My mom and I make an effort to go and visit my dad and grandmother’s graves once a month or at the very least, once in two months. Although we know they are both dead and gone, we somehow don’t want to feel like we’re neglecting their memories just because they are gone. Both are buried at Warren Hills Cemetery in Harare.

The cemetery is meant to be maintained by the City Council but well, we all know they are not really doing much of anything these days. So my mom and I make sure we go and clean up my dad and grandmother’s graves and leave them looking well maintained (sounds a bit creepy I know but I’m sure you know what I mean!)

Now, what I find a bit disturbing is the state of some of the graves at this cemetery. They are literally falling apart. Some have imploded leaving gaping holes. With some you can’t even tell if there is anything there because of the weeds and grass that has over-grown and thus hidden the grave. I always wonder to myself where these people’s families are? Does it take that much effort for them to just regularly check up on their loved ones final resting places? Did they really love these people? Like I said before, I believe that when a person dies, they are dead and gone, so it’s not like you are hurting their feelings or anything by neglecting their grave. But still, come on people. Why not just respect their memory? I understand people live different lives and have different schedules. I understand that some may not even be in the country. Be that as it may, I still feel a lot of those abandoned looking graves are that way due to pure neglect. There are lots of grave diggers roaming around that cemetery who are willing to maintain the graves for as little as $10 or $20. Surely it’s worth it? It doesn’t even have to be a monthly maintenance, even quarterly will still be adequate to make sure the site looks respectable.

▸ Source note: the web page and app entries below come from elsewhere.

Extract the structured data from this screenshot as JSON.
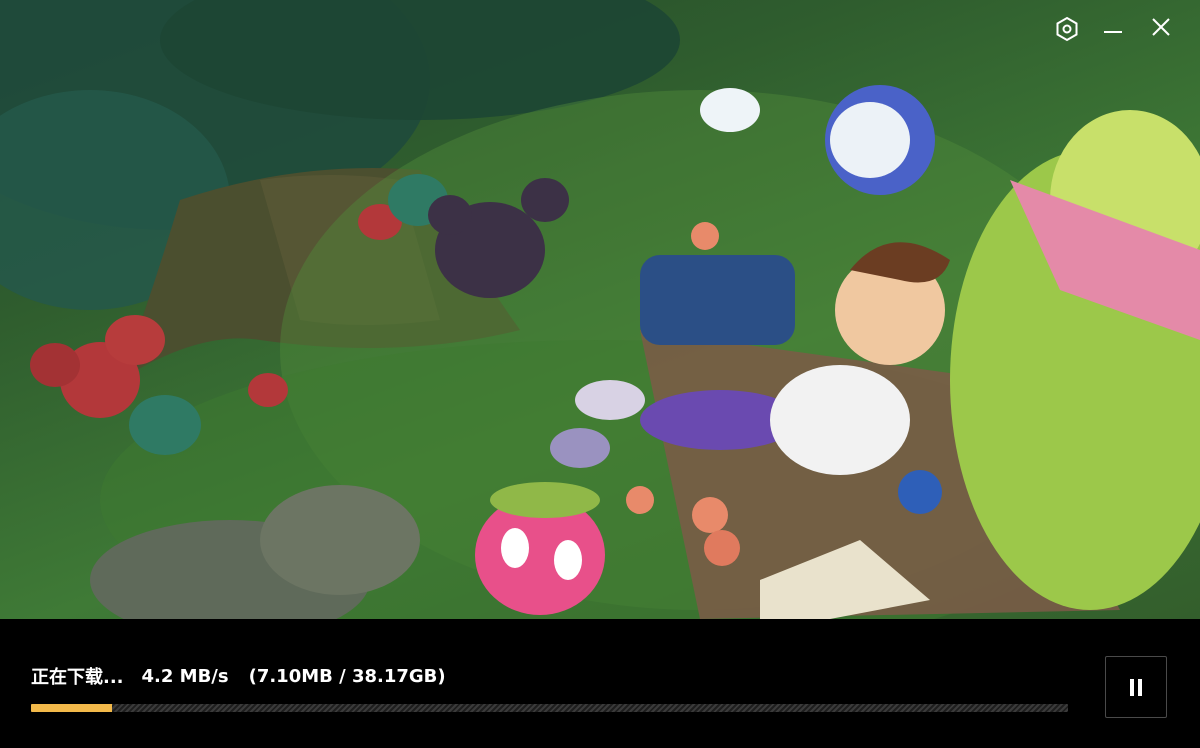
{
  "window": {
    "controls": [
      "settings-icon",
      "minimize-icon",
      "close-icon"
    ]
  },
  "banner": {
    "image": "game-artwork-boy-lying-on-picnic-blanket-with-creatures-in-forest"
  },
  "download": {
    "status_label": "正在下载...",
    "speed": "4.2 MB/s",
    "size_text": "(7.10MB / 38.17GB)",
    "progress_fraction": 0.078,
    "progress_color": "#f2b94a"
  },
  "controls": {
    "pause_icon": "pause-icon"
  }
}
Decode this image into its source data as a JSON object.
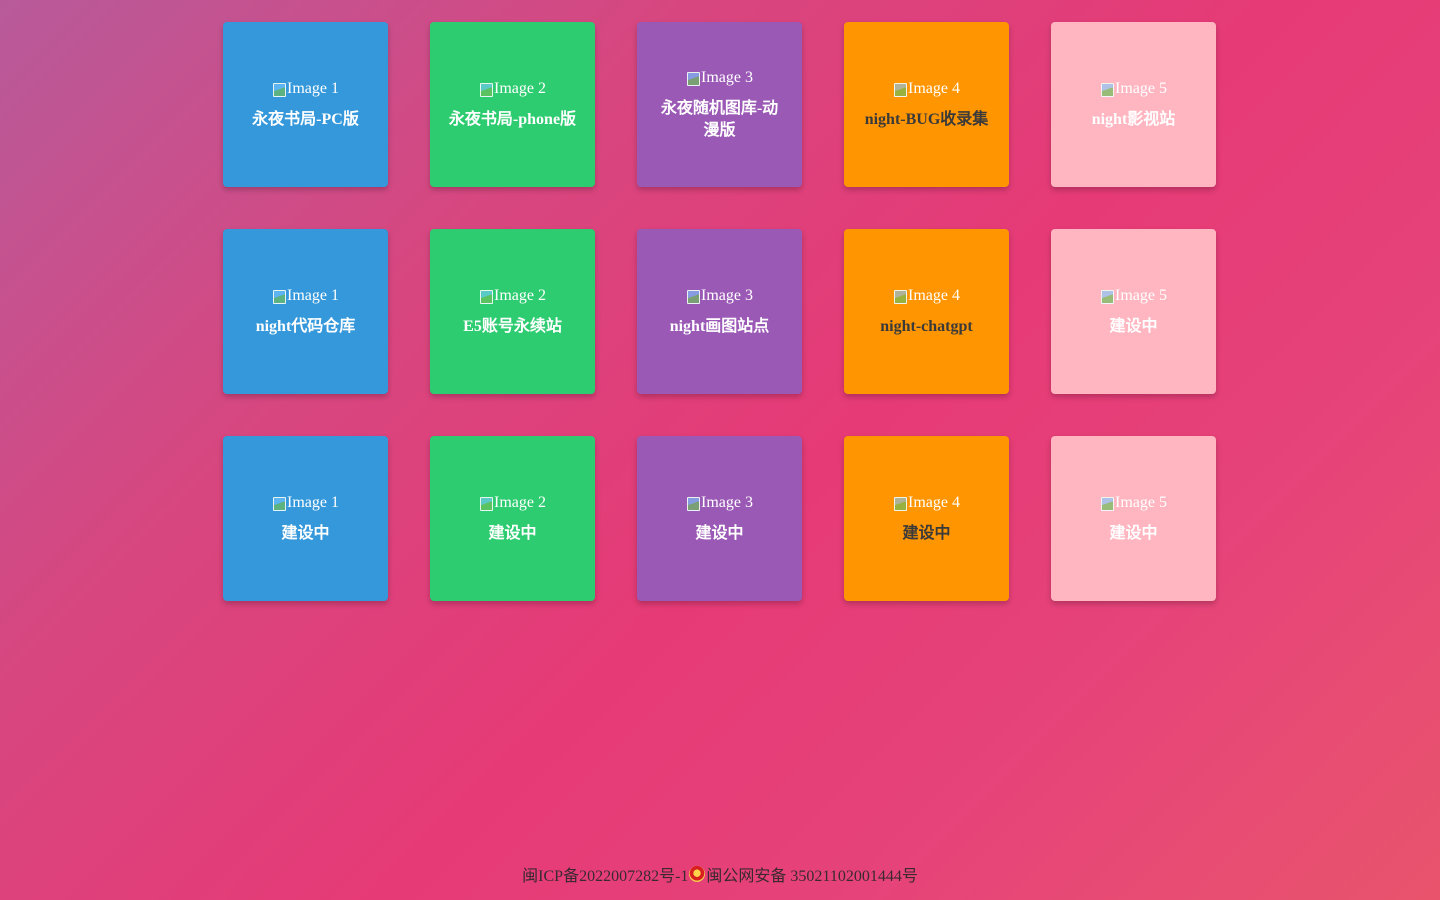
{
  "cards": [
    {
      "alt": "Image 1",
      "label": "永夜书局-PC版",
      "color": "#3498db"
    },
    {
      "alt": "Image 2",
      "label": "永夜书局-phone版",
      "color": "#2ecc71"
    },
    {
      "alt": "Image 3",
      "label": "永夜随机图库-动漫版",
      "color": "#9b59b6"
    },
    {
      "alt": "Image 4",
      "label": "night-BUG收录集",
      "color": "#ff9500"
    },
    {
      "alt": "Image 5",
      "label": "night影视站",
      "color": "#ffb6c1"
    },
    {
      "alt": "Image 1",
      "label": "night代码仓库",
      "color": "#3498db"
    },
    {
      "alt": "Image 2",
      "label": "E5账号永续站",
      "color": "#2ecc71"
    },
    {
      "alt": "Image 3",
      "label": "night画图站点",
      "color": "#9b59b6"
    },
    {
      "alt": "Image 4",
      "label": "night-chatgpt",
      "color": "#ff9500"
    },
    {
      "alt": "Image 5",
      "label": "建设中",
      "color": "#ffb6c1"
    },
    {
      "alt": "Image 1",
      "label": "建设中",
      "color": "#3498db"
    },
    {
      "alt": "Image 2",
      "label": "建设中",
      "color": "#2ecc71"
    },
    {
      "alt": "Image 3",
      "label": "建设中",
      "color": "#9b59b6"
    },
    {
      "alt": "Image 4",
      "label": "建设中",
      "color": "#ff9500"
    },
    {
      "alt": "Image 5",
      "label": "建设中",
      "color": "#ffb6c1"
    }
  ],
  "footer": {
    "icp": "闽ICP备2022007282号-1",
    "police": "闽公网安备 35021102001444号"
  }
}
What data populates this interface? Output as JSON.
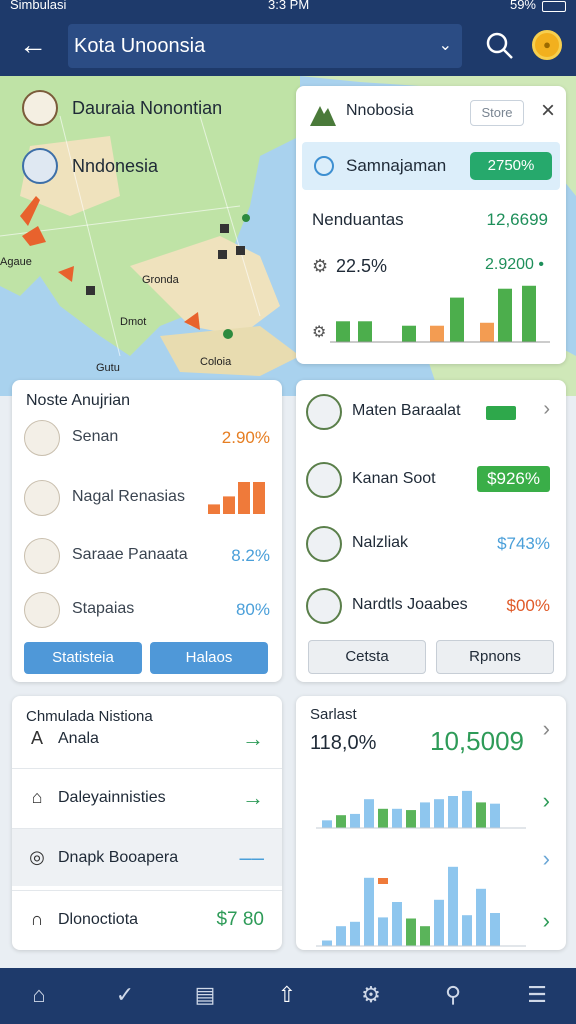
{
  "status": {
    "carrier": "Simbulasi",
    "time": "3:3 PM",
    "battery": "59%"
  },
  "header": {
    "city": "Kota Unoonsia"
  },
  "map": {
    "legend": [
      "Dauraia Nonontian",
      "Nndonesia"
    ],
    "labels": [
      "Gronda",
      "Dmot",
      "Coloia",
      "Agaue",
      "Gutu"
    ]
  },
  "info": {
    "title": "Nnobosia",
    "store_label": "Store",
    "selected": {
      "label": "Samnajaman",
      "value": "2750%"
    },
    "row_label": "Nenduantas",
    "row_value": "12,6699",
    "pct": "22.5%",
    "pct_value": "2.9200 •",
    "bars": [
      0.28,
      0.28,
      0.22,
      0.22,
      0.6,
      0.26,
      0.72,
      0.76
    ],
    "bar_colors": [
      "#4cae4c",
      "#4cae4c",
      "#4cae4c",
      "#f39c52",
      "#4cae4c",
      "#f39c52",
      "#4cae4c",
      "#4cae4c"
    ]
  },
  "left_list": {
    "title": "Noste Anujrian",
    "items": [
      {
        "label": "Senan",
        "value": "2.90%",
        "color": "#e67e22"
      },
      {
        "label": "Nagal Renasias",
        "value": "",
        "color": "#e67e22"
      },
      {
        "label": "Saraae Panaata",
        "value": "8.2%",
        "color": "#4a9fd9"
      },
      {
        "label": "Stapaias",
        "value": "80%",
        "color": "#4a9fd9"
      }
    ],
    "mini_bars": [
      0.3,
      0.55,
      1.0,
      1.0
    ],
    "buttons": [
      "Statisteia",
      "Halaos"
    ]
  },
  "right_list": {
    "items": [
      {
        "label": "Maten Baraalat",
        "value": "",
        "color": "#1e8f5a"
      },
      {
        "label": "Kanan Soot",
        "value": "$926%",
        "color": "#fff",
        "bg": "#3aae48"
      },
      {
        "label": "Nalzliak",
        "value": "$743%",
        "color": "#4a9fd9"
      },
      {
        "label": "Nardtls Joaabes",
        "value": "$00%",
        "color": "#e05a28"
      }
    ],
    "buttons": [
      "Cetsta",
      "Rpnons"
    ]
  },
  "nav_card": {
    "title": "Chmulada Nistiona",
    "rows": [
      {
        "icon": "A",
        "label": "Anala",
        "right": "→"
      },
      {
        "icon": "⌂",
        "label": "Daleyainnisties",
        "right": "→"
      },
      {
        "icon": "◎",
        "label": "Dnapk Booapera",
        "right": "‒‒"
      },
      {
        "icon": "∩",
        "label": "Dlonoctiota",
        "right": "$7 80"
      }
    ]
  },
  "chart_data": {
    "type": "bar",
    "title": "Sarlast",
    "values_top": [
      0.12,
      0.2,
      0.22,
      0.45,
      0.3,
      0.3,
      0.28,
      0.4,
      0.45,
      0.5,
      0.58,
      0.4,
      0.38
    ],
    "colors_top": [
      "#8ec6ee",
      "#5ab45a",
      "#8ec6ee",
      "#8ec6ee",
      "#5ab45a",
      "#8ec6ee",
      "#5ab45a",
      "#8ec6ee",
      "#8ec6ee",
      "#8ec6ee",
      "#8ec6ee",
      "#5ab45a",
      "#8ec6ee"
    ],
    "values_bottom": [
      0.05,
      0.18,
      0.22,
      0.62,
      0.26,
      0.4,
      0.25,
      0.18,
      0.42,
      0.72,
      0.28,
      0.52,
      0.3
    ],
    "colors_bottom": [
      "#8ec6ee",
      "#8ec6ee",
      "#8ec6ee",
      "#8ec6ee",
      "#8ec6ee",
      "#8ec6ee",
      "#5ab45a",
      "#5ab45a",
      "#8ec6ee",
      "#8ec6ee",
      "#8ec6ee",
      "#8ec6ee",
      "#8ec6ee"
    ],
    "value_left": "118,0%",
    "value_right": "10,5009"
  },
  "bottom_nav": [
    "home-icon",
    "check-circle-icon",
    "list-icon",
    "upload-icon",
    "gear-icon",
    "search-icon",
    "menu-icon"
  ]
}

A pic I took at Warren Hills Cemetary this past Sunday. Believe it or not. There are graves in the places where there is overgrown grass and weeds.
A picture I took at Warren Hills Cemetery a while ago. Believe it or not. There are graves in the places where there is overgrown grass and weeds.

Maybe I’m the only one touched by this but I just don’t understand it. Just because someone is deceased and a pile of bones doesn’t mean they cease to be your father/mother/grandmother/wife/husband/sister/brother/child or whatever.

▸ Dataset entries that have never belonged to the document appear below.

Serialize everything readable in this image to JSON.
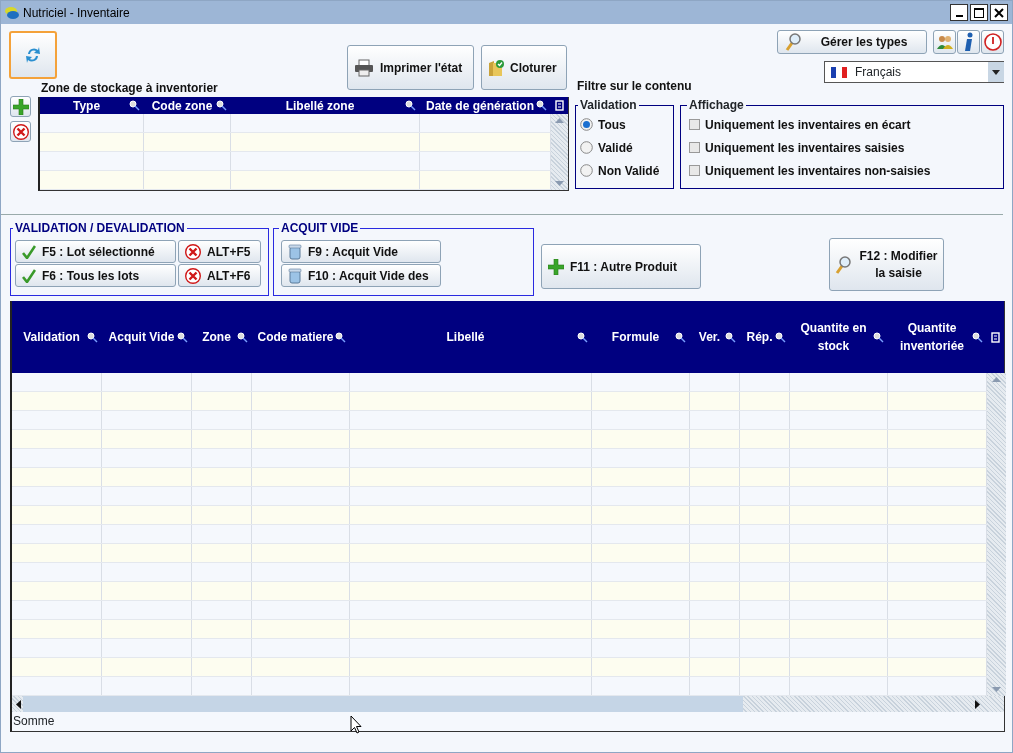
{
  "window": {
    "title": "Nutriciel - Inventaire"
  },
  "refresh_button": {
    "focused": true
  },
  "toolbar": [
    {
      "label": "Imprimer l'état",
      "kind": "print"
    },
    {
      "label": "Cloturer",
      "kind": "close"
    }
  ],
  "manage_types_button": "Gérer les types",
  "language": "Français",
  "zone_grid": {
    "title": "Zone de stockage à inventorier",
    "columns": [
      "Type",
      "Code zone",
      "Libellé zone",
      "Date de génération"
    ]
  },
  "filter": {
    "title": "Filtre sur le contenu",
    "validation": {
      "title": "Validation",
      "options": [
        {
          "label": "Tous",
          "selected": true
        },
        {
          "label": "Validé",
          "selected": false
        },
        {
          "label": "Non Validé",
          "selected": false
        }
      ]
    },
    "display": {
      "title": "Affichage",
      "options": [
        {
          "label": "Uniquement les inventaires en écart",
          "checked": false
        },
        {
          "label": "Uniquement les inventaires saisies",
          "checked": false
        },
        {
          "label": "Uniquement les inventaires non-saisies",
          "checked": false
        }
      ]
    }
  },
  "validation_group": {
    "title": "VALIDATION / DEVALIDATION",
    "buttons": [
      {
        "label": "F5 : Lot sélectionné",
        "kind": "validate"
      },
      {
        "label": "ALT+F5",
        "kind": "cancel"
      },
      {
        "label": "F6 : Tous les lots",
        "kind": "validate"
      },
      {
        "label": "ALT+F6",
        "kind": "cancel"
      }
    ]
  },
  "acquit_group": {
    "title": "ACQUIT VIDE",
    "buttons": [
      {
        "label": "F9 : Acquit Vide",
        "kind": "empty"
      },
      {
        "label": "F10 : Acquit Vide des",
        "kind": "empty"
      }
    ]
  },
  "actions": [
    {
      "label": "F11 : Autre Produit",
      "kind": "add"
    },
    {
      "label": "F12 : Modifier la saisie",
      "kind": "edit"
    }
  ],
  "main_grid": {
    "columns": [
      "Validation",
      "Acquit Vide",
      "Zone",
      "Code matiere",
      "Libellé",
      "Formule",
      "Ver.",
      "Rép.",
      "Quantite en stock",
      "Quantite inventoriée"
    ],
    "footer": "Somme"
  }
}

What are your thoughts on this?

6 Comments

  1. Hatiko! I won’t spent money on dead people… the living need it more.

    • Oh well. I guess sevanhu vakasiyana syiana tinoona zvakasiyana siyana. If you’re ok with it that’s all that matters I guess.

      Thanks for stopping by! 🙂

        • Certainly. Vakafa havana chavanoziva. If you check my post I think I alluded to that more than once. I am talking about taking care of pavakavigwa. Shuwa kutongosiya pachiita kunge sango like there’s nothing there? Personally I don’t see anything wrong with just making sure finally resting place of your loved one is kept neat. It obviously makes no difference to the dead person because they are dead.

  2. I think it’s actually more worrying that in a world full of poverty, neglect and all sorts of injustices affecting the living we still hold so much value over the departed. We invest way too much money on funerals, graveyards, tombstones, etc. I would rather be cremated. If people care for me, they will honour my memory regardless of whether they can see my grave or not

  3. Quite a bit of negativity going on in these responses. Just because there are starving people out there I’m sure doesn’t stop people spending money on unecessary luxuries where they could have used that money to feed the poor and sick and living. Yet it suddenly seems to be quite an expense to just take time out to go clear your supposed loved one’s grave? Hmmmm interesting.
    I do. Every time I go to Murewa to visit my grandparents, I take a hoe and go sort my mother’s grave out. I make a point to go with my mutsvairo and everything. Nothing wrong with that, she’s dead, not thrown away and forgotten. It doesn’t even cost me an arm and a leg like some of those bags and shoes and booze nights out with the boys y’all think is important. Those graves would serve to remind you they are not. Food for thought. Peace!

Leave a Reply

%d bloggers like this: